# [Source material]
....

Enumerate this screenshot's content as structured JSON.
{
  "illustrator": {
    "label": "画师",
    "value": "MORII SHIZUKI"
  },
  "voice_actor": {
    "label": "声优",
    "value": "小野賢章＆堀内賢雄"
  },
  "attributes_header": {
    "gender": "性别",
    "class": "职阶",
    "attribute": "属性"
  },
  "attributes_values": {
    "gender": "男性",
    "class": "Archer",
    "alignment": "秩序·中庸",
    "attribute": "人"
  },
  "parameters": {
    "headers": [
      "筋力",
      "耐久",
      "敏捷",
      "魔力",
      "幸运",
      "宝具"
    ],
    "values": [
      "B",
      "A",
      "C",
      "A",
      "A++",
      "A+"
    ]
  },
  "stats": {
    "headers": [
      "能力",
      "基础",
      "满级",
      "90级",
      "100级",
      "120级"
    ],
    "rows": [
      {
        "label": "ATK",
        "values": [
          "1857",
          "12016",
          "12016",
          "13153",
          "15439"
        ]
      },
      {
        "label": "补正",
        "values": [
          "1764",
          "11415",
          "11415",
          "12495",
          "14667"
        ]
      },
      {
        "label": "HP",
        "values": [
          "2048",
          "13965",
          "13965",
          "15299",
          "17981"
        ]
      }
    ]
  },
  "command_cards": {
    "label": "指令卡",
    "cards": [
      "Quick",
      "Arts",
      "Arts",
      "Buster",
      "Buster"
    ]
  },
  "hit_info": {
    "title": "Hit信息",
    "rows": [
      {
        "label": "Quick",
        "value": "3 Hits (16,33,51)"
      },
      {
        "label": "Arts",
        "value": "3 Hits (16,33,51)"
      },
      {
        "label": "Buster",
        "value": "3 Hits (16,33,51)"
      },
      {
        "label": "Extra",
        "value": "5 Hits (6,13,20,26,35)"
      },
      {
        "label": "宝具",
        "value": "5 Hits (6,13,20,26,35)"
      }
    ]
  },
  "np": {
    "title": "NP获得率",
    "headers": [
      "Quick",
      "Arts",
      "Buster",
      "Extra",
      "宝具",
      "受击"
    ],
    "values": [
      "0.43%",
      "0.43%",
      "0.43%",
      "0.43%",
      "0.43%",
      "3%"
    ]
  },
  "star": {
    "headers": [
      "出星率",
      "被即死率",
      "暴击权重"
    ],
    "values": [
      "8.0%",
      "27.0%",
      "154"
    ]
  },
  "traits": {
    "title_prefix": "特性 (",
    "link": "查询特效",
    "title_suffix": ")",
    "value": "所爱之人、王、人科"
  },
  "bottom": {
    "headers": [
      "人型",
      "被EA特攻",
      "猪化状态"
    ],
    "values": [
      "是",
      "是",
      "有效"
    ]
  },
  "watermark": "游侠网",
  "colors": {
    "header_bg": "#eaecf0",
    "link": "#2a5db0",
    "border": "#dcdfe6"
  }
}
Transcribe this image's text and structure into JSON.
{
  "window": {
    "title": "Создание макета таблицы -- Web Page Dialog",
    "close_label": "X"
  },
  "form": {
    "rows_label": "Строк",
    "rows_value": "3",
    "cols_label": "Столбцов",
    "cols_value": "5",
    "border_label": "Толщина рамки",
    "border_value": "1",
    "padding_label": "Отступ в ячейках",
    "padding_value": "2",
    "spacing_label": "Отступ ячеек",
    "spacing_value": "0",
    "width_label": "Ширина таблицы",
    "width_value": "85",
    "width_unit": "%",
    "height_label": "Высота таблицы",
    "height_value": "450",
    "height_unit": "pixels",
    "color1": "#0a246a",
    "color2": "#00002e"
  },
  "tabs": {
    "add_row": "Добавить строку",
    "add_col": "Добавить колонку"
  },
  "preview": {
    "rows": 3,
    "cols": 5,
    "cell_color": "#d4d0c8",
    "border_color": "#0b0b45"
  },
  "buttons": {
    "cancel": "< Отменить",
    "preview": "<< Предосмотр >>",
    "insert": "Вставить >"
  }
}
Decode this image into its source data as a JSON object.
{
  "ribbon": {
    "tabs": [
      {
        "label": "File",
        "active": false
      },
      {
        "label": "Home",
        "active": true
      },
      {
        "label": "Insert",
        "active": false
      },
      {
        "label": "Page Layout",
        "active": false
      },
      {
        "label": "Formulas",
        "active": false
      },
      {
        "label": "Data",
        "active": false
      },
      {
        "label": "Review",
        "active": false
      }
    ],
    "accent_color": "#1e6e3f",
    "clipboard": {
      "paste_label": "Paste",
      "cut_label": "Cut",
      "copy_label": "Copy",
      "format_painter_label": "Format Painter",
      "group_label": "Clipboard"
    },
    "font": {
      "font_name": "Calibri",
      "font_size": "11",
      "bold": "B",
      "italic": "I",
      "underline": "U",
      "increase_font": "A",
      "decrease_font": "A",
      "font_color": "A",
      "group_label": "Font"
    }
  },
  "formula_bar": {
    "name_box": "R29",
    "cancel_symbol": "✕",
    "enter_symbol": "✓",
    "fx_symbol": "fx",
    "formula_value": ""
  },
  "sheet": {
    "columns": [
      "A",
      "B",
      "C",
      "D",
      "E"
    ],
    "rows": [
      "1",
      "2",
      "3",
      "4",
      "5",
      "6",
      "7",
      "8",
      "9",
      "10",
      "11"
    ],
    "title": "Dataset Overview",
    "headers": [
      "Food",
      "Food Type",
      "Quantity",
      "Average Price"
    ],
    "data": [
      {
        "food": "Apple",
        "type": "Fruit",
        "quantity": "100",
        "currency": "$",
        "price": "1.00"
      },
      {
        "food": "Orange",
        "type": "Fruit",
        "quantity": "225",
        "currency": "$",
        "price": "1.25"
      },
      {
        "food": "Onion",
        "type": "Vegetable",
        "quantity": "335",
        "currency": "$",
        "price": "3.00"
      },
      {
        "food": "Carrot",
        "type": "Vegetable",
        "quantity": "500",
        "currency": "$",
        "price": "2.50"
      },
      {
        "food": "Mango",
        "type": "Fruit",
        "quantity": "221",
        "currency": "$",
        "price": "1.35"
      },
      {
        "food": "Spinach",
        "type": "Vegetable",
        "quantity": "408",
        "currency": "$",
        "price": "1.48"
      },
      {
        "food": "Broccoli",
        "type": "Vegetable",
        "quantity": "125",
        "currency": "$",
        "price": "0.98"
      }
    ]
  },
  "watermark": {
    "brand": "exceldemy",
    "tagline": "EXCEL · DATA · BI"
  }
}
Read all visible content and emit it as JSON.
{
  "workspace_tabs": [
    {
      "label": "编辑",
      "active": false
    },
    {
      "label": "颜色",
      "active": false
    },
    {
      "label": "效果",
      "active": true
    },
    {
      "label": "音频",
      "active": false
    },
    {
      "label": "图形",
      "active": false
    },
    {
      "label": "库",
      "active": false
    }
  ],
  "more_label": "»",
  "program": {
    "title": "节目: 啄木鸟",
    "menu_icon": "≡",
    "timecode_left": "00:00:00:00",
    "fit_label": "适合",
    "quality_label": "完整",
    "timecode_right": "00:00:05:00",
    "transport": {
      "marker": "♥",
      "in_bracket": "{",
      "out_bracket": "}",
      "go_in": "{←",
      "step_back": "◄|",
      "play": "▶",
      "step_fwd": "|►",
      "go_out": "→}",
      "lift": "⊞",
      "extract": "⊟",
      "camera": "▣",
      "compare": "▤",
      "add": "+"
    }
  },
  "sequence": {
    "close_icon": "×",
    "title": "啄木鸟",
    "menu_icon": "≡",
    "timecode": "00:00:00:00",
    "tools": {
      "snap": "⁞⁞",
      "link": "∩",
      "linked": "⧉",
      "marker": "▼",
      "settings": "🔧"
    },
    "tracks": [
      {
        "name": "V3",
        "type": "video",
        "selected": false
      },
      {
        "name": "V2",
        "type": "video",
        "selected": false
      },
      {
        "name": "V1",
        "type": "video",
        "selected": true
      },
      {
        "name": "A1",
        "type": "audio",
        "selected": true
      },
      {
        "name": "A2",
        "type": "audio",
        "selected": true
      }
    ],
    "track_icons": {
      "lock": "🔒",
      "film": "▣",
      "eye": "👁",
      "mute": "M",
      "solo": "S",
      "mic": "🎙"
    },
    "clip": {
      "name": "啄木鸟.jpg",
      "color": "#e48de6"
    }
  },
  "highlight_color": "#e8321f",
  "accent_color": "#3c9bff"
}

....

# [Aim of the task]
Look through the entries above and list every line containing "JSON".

# [Finished task]
Enumerate this screenshot's content as structured JSON.
Transcribe this image's text and structure into JSON.
Decode this image into its source data as a JSON object.
Read all visible content and emit it as JSON.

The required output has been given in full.